In this article, I will be talking about some good drills to improve your shooting for basketball.
Depending on the age of the player, there is an appropriate drill for that player.
For example, if a player is six or seven years old, he or she should not be practicing the proper shooting form on a 10 foot basket. This athlete is still very young and would not be able to shoot with proper form on a 10 foot basketball because he/she does not have the strength.
Similarly, if an athlete is in 9th or 10th grade, he/she should always be doing drills at game speed. It wouldn’t make sense for a play to practice shooting and not go at game speed, because this player would not be able make the play in a real game.
Below is a list of recommendations/drills for basketball players of all ages to improve their shooting.
1) Practice Form Shooting Everyday
Form-shooting is a slowed down mechanical way to improve the technique/form of a players shot. The main things that go into this drill is “B.E.E.F” (Balance, Eyes, Elbow, Follow Through). Balance: A player’s feet should be comfortable shoulder width apart, with his shooting hand foot in front of the other foot by a little bit. The eyes should always be looking at the hoop and through the “window” in between your shooting hand and the ball. Elbow is in an “L” shape is pointed straight at the rim to make the ball go straight when a player shoots it. Follow through is when a player shoots the ball and puts backspin on it with his fingertips.
2) “Beat The Pro” Drill
The best thing about this drill is the “pressure” aspect. When you make a shot you get +1 and when you miss a shot you get -2. So misses count for more then makes and if you make it up to +7 you win and if you get to -7 you lose and start over. This game can be adjusted to any score the player wants to try to beat such as +10/-10 or +15/-15.
3. Practice the “Floater” Shot
As players get bigger and more athletic, you need to have many different ways of getting your shot off. One of the best shots in basketball to have is the floater shot. This shot is used to lob the ball over the defense and put it in the basket. Developing the floater shot with both hands makes you that more dangerous of an offensive threat. You want to be able to get the floater off going full speed and also when you are changing speeds.

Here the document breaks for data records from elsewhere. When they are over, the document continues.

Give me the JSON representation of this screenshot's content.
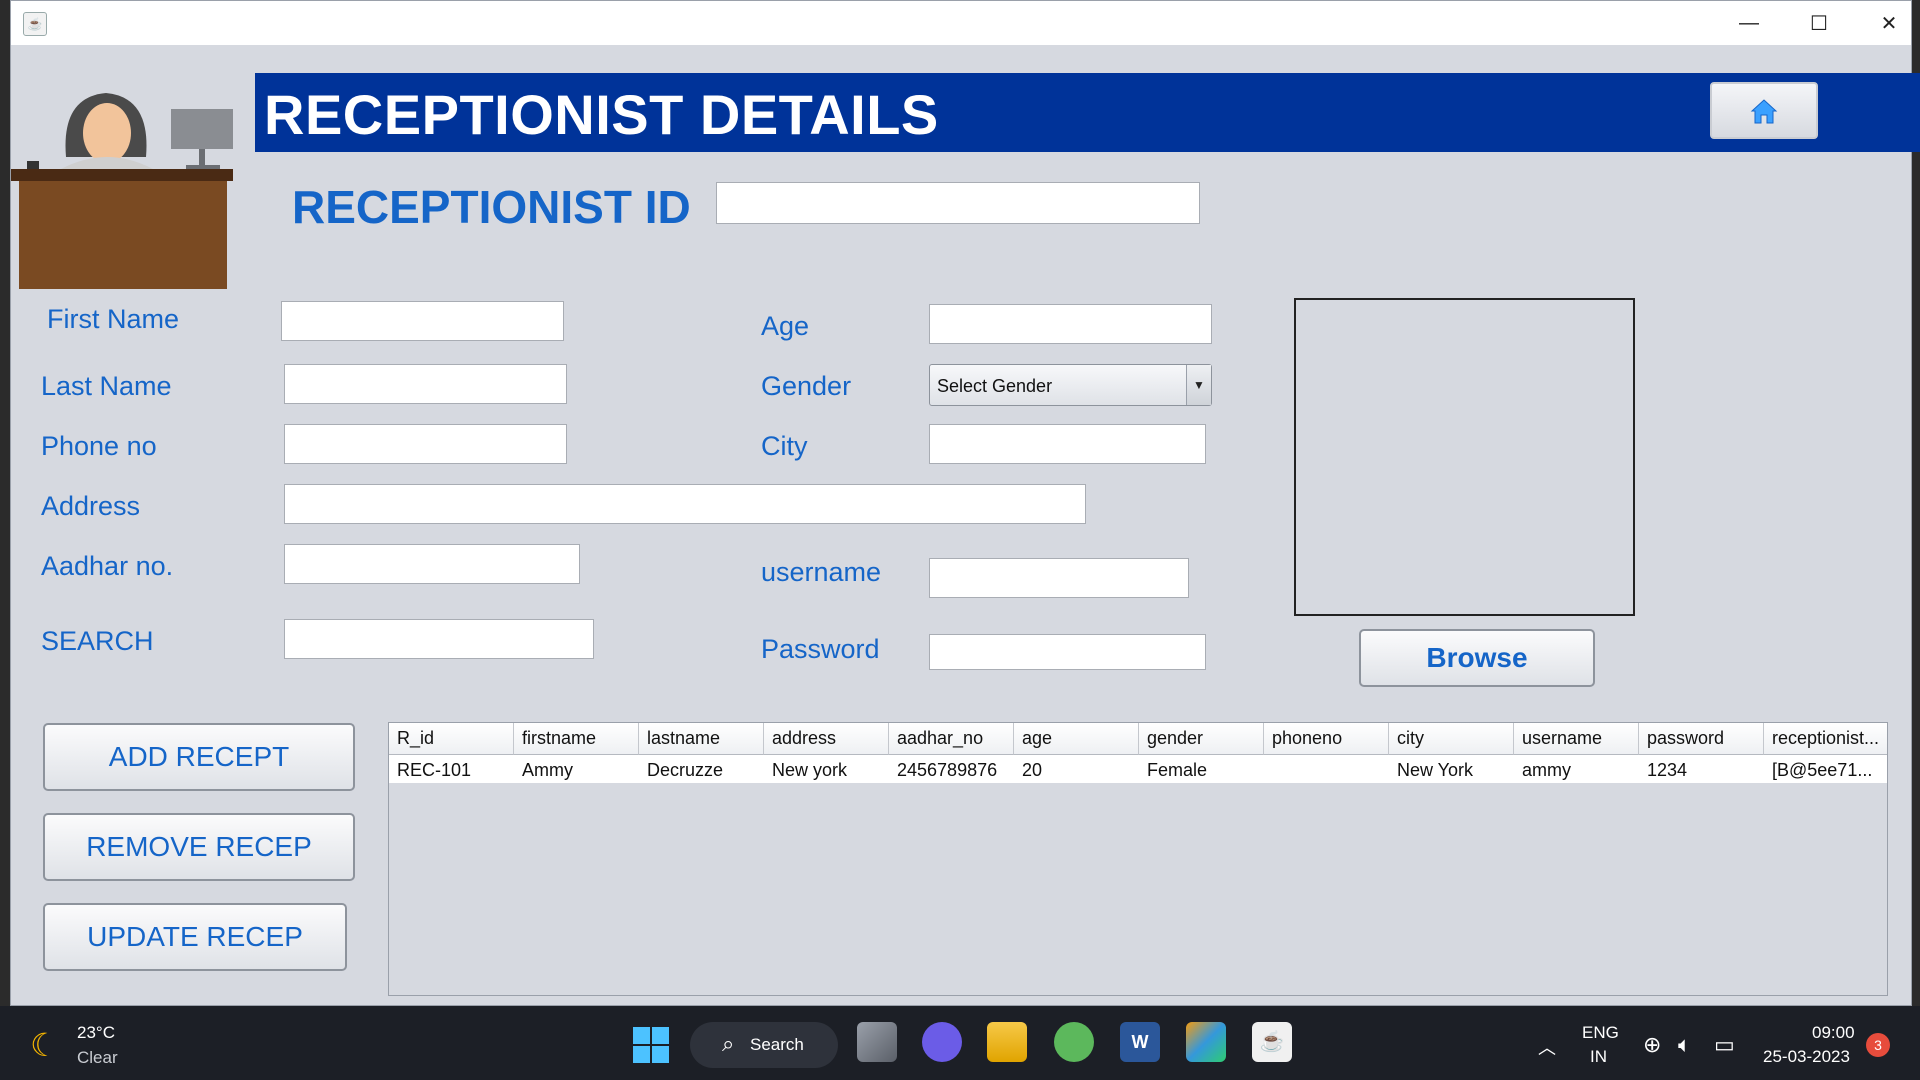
{
  "header": {
    "title": "RECEPTIONIST DETAILS"
  },
  "receptionist_id": {
    "label": "RECEPTIONIST ID",
    "value": ""
  },
  "form": {
    "first_name": {
      "label": "First Name",
      "value": ""
    },
    "last_name": {
      "label": "Last Name",
      "value": ""
    },
    "phone": {
      "label": "Phone no",
      "value": ""
    },
    "address": {
      "label": "Address",
      "value": ""
    },
    "aadhar": {
      "label": "Aadhar no.",
      "value": ""
    },
    "search": {
      "label": "SEARCH",
      "value": ""
    },
    "age": {
      "label": "Age",
      "value": ""
    },
    "gender": {
      "label": "Gender",
      "selected": "Select Gender"
    },
    "city": {
      "label": "City",
      "value": ""
    },
    "username": {
      "label": "username",
      "value": ""
    },
    "password": {
      "label": "Password",
      "value": ""
    }
  },
  "buttons": {
    "browse": "Browse",
    "add": "ADD RECEPT",
    "remove": "REMOVE RECEP",
    "update": "UPDATE RECEP"
  },
  "table": {
    "columns": [
      "R_id",
      "firstname",
      "lastname",
      "address",
      "aadhar_no",
      "age",
      "gender",
      "phoneno",
      "city",
      "username",
      "password",
      "receptionist..."
    ],
    "rows": [
      [
        "REC-101",
        "Ammy",
        "Decruzze",
        "New york",
        "2456789876",
        "20",
        "Female",
        "",
        "New York",
        "ammy",
        "1234",
        "[B@5ee71..."
      ]
    ]
  },
  "taskbar": {
    "weather_temp": "23°C",
    "weather_text": "Clear",
    "search_label": "Search",
    "lang_top": "ENG",
    "lang_bottom": "IN",
    "time": "09:00",
    "date": "25-03-2023",
    "notification_count": "3"
  },
  "colors": {
    "header_band": "#003399",
    "label_blue": "#1565c8",
    "window_bg": "#d6d9e0"
  }
}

4. Work on your Up-fake Move
Many players only want to shoot shots when they practice. What happens when the defense takes away your space and you can’t shoot it? You need to be able to have a back-up move to keep the defender off balance and off guard.
The up-fake move is all about faking your shot and selling the fake with your eyes. Many coaches will say “as the ball goes up, your knees go down” and this is because you want to be on balance to get by the defender after you fake them out.
At first, you want to work on your up-fake and footwork at a slower pace so you avoid traveling. Then once you get the form, you can go at game speed.
5. Scoring Off of the Dribble
All players need to be able to have different ways to score. If you are only a spot up shooter, you do not have as many options and the defense can play you for a spot up shooter. When a player can shoot and score off of the dribble it makes him that much harder to cover.
Good moves to practice:
-through the legs crossover
-in and out move
-stop and go – change of speed hesitation move
-combo moves (double cross over, in and out crossover, and make up your own combos)
Drill 1 – Pull-ups: Make 5 in a row from one dribble and then two dribble.
Drill 2 – Put yourself into a game:
This drill is a great demonstration of how players become great. When practicing they put themselves into real game situations and then practice a move to score. Then they pretend that they couldn’t get a shot off and they do a counter move.
Sometime the drill is just constant repetition in game speed until you know that you can get it right.